* [What is required]
Look through the data that follows and copy each line with the string "subtitle".

┌─ Supplied entries

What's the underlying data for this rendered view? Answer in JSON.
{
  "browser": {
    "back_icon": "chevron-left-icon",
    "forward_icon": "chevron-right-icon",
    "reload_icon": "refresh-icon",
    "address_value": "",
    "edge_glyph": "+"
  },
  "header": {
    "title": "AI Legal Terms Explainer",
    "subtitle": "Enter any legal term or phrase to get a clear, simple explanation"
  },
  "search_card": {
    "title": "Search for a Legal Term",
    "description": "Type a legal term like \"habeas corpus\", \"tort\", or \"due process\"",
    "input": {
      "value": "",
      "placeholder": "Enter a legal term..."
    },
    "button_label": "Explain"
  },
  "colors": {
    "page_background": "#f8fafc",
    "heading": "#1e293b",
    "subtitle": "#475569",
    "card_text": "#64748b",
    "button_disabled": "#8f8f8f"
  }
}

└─

* [Solved exercise]
    "subtitle": "Enter any legal term or phrase to get a clear, simple explanation"
    "subtitle": "#475569",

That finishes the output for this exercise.